Your puppy might get depression and panic attacks due to juvenile cellulitis. You can learn more about panic attacks and depression related to puppies and dogs from this article on Can Dogs Have Panic Attacks.

  • Hair loss

Your puppy will start to shed more hair than usual. This will lead to bold spots, especially in the areas that get bumps and pimples.

  • Low energy level

Due to lack of food and joint pains, the puppy will have a low energy level. As a result, puppy will not play much and will always try to sleep or lay down.

Puppy Strangles long term effects.

The majority of cases, puppy strangles get cured fully with prompt treatment. But if it doesn’t work, then longer-term therapy will be needed but keep in mind that that is highly uncommon.

But if not treated juvenile cellulitis right away, severe wounds develop on the face (especially around the eyes), those scars can be permanent. But keep in mind that these are just scars, and won’t affect your puppy’s quality of life in the slightest.

Puppy Strangles

Is Puppy Strangles is contagious?

Not at all. As mentioned above, juvenile cellulitis is autoimmune in nature. That means the puppy’s immune system produces antibodies or lymphocytes that cause this disease. So therefore, this is a condition that comes from within the puppy. But the symptoms may look contagious, especially the swelling of the face and the rash-looking bumps and pimples. But this disease is not contagious at all.

How to treat Puppy Strangles?

The most popular treatment for puppy strangles is administering high doses of oral corticosteroids (prednisone).  This will suppress the immune system. These oral corticosteroids will be given over several weeks while being monitored by a professional.

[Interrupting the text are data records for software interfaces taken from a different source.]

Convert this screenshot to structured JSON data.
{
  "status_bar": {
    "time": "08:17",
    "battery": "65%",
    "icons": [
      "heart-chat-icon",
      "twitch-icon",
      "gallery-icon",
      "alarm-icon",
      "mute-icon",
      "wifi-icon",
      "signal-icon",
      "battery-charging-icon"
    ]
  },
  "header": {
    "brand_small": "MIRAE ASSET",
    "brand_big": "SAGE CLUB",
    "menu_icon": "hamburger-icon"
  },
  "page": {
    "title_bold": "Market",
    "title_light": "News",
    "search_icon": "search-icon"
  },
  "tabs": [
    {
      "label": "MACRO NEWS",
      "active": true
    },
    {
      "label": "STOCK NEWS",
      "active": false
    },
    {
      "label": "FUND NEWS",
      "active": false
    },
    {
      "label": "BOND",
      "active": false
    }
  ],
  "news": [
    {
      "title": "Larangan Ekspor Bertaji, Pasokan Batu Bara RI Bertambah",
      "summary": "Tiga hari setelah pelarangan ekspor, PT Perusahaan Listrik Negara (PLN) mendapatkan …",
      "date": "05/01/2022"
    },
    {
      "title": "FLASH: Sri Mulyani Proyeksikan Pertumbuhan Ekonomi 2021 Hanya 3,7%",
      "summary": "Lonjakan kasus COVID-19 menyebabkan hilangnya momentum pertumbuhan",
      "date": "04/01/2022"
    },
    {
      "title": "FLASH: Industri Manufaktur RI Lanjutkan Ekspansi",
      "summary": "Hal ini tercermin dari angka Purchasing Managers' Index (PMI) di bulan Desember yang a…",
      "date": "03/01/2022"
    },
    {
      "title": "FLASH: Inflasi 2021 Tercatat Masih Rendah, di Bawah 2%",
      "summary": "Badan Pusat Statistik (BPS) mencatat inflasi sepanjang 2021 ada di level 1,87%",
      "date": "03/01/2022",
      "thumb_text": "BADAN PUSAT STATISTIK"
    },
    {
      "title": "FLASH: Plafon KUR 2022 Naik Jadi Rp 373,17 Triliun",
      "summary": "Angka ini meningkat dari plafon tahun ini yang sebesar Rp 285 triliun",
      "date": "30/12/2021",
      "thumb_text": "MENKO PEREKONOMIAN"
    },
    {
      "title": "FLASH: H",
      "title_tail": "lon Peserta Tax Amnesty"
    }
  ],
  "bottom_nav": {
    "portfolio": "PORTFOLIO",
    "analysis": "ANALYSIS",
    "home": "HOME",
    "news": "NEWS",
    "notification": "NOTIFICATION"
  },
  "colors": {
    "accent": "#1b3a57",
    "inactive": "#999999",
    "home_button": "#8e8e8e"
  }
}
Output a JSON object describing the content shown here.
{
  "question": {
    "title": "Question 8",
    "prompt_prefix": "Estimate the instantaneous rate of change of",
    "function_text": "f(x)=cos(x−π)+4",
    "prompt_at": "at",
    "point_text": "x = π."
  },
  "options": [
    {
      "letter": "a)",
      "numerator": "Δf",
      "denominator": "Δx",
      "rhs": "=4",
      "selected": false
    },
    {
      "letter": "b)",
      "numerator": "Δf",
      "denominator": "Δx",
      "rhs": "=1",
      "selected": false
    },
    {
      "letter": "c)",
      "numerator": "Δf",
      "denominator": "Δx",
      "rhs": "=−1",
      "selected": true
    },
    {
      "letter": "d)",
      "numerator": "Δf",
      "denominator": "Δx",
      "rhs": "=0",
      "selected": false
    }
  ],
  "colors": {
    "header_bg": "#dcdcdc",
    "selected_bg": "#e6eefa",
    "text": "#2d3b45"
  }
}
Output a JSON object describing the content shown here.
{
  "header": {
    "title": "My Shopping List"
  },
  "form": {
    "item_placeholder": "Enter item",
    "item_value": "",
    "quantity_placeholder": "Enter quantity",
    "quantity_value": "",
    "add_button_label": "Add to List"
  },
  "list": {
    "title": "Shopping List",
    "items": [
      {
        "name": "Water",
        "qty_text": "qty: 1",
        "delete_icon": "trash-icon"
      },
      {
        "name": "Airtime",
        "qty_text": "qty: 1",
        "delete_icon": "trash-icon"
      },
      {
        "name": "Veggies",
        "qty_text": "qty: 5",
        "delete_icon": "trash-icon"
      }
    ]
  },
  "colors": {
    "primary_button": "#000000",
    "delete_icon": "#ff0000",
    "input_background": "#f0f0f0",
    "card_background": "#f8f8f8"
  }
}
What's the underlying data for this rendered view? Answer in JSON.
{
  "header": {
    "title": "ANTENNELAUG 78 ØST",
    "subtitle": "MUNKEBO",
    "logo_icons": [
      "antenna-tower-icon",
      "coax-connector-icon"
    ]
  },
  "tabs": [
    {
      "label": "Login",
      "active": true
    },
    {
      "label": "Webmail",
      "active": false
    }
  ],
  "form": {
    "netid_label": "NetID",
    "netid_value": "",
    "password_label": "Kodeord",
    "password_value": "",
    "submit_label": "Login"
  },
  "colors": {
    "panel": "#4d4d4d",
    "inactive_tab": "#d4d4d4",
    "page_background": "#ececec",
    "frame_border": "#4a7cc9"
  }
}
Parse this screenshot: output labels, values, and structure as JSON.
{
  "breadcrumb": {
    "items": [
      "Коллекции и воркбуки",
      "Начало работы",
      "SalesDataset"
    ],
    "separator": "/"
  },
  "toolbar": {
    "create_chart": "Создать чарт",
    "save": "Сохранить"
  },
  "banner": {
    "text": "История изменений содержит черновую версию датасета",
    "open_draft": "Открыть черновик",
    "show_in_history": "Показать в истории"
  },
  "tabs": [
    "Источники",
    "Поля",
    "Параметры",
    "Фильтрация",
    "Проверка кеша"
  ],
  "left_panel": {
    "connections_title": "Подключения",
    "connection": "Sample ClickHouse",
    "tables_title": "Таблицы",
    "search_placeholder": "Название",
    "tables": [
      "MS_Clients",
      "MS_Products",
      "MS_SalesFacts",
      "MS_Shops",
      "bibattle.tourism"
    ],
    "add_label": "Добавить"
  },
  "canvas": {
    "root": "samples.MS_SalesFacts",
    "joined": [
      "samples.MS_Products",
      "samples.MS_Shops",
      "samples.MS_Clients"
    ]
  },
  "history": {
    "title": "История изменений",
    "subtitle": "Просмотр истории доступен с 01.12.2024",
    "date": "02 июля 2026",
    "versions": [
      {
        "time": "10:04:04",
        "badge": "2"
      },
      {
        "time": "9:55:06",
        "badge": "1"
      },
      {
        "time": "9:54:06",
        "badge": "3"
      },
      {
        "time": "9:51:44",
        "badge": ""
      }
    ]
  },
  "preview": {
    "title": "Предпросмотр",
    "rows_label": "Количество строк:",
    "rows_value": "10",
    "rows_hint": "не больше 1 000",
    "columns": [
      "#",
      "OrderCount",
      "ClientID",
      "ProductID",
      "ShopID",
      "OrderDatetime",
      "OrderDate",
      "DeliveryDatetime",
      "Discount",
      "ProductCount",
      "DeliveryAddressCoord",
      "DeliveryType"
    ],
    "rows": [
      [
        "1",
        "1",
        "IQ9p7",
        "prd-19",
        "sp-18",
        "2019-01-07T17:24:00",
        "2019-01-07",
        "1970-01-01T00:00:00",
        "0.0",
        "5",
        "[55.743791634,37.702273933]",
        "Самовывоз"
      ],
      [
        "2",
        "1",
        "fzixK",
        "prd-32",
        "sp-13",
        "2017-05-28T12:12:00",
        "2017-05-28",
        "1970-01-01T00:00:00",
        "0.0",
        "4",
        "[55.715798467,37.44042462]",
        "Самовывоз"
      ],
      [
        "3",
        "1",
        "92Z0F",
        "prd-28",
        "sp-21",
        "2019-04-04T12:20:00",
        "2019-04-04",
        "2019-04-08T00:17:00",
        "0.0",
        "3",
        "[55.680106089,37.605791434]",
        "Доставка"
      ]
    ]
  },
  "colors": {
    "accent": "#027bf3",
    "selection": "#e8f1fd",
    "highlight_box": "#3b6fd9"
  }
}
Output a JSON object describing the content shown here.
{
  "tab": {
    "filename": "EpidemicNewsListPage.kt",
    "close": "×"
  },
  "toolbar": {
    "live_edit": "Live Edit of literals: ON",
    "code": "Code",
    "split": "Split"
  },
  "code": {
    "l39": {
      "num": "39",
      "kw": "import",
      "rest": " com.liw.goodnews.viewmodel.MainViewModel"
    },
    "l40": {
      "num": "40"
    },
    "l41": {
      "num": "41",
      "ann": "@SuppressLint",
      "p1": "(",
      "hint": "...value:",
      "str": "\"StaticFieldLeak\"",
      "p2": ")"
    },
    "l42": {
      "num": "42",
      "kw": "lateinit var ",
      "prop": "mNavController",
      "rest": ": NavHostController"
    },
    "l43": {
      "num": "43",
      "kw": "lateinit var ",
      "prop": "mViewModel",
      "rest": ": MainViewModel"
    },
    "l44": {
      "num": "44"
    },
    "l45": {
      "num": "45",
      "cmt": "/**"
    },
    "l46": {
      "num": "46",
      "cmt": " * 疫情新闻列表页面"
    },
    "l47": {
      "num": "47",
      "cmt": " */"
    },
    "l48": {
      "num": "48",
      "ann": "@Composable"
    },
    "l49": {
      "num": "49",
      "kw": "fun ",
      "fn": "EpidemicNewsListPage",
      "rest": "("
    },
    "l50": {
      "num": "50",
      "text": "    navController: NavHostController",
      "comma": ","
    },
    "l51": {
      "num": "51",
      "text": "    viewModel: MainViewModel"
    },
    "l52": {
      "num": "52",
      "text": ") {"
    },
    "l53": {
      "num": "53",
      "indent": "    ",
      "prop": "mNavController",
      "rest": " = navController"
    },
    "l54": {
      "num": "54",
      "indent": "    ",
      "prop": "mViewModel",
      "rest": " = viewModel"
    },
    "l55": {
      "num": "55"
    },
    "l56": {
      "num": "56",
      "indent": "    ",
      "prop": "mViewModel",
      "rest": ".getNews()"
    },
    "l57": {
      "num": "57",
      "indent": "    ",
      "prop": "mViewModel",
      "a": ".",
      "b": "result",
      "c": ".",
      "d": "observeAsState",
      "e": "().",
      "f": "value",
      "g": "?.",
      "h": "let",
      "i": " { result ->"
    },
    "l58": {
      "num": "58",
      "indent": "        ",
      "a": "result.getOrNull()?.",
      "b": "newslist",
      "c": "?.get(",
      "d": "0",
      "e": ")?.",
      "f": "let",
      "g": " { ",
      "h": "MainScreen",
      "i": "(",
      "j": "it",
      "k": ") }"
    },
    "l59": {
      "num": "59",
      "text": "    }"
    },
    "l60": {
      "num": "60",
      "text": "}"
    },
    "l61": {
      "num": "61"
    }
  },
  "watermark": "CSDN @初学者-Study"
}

This treatment will start with a high dose and will be reduced over time. Usually, the condition will get cured in 10 – 14 days and won’t reoccur.

If the condition gets severe, then long-term therapy will be required. As mentioned above, only 8.1% of cases can be fatal. But it can cause lifetime scars on swelled areas of the face.

How to prevent Puppy Strangles?

There is no way of preventing puppy strangles. But luckily, juvenile cellulitis is entirely curable. If you identify it in an early stage (which is easy since the first symptoms are hard to miss), it can be cured without any complications. And it won’t have any lifelong effects also.


  • Can humans catch puppy strangles?

Absolutely not. Since this is autoimmune in nature, humans or any other animal can’t catch juvenile cellulitis from a puppy.

  • Should you breed a dog that has puppy strangles?

Experts suggest that it’s better not to breed a dog that has had puppy strangles. The reason for this is that this is an autoimmune disease (a health problem that comes within the body).  Studies also have shown that juvenile cellulitis can be inherited. Hence, it’s your responsibility not to breed your dog if you know they have had juvenile cellulitis.

  • Is puppy strangles contagious to other animals?

NO. Since this is an autoimmune disease, puppy strangles is not contagious at all. No animal can catch this disease from a puppy.

Puppy Strangles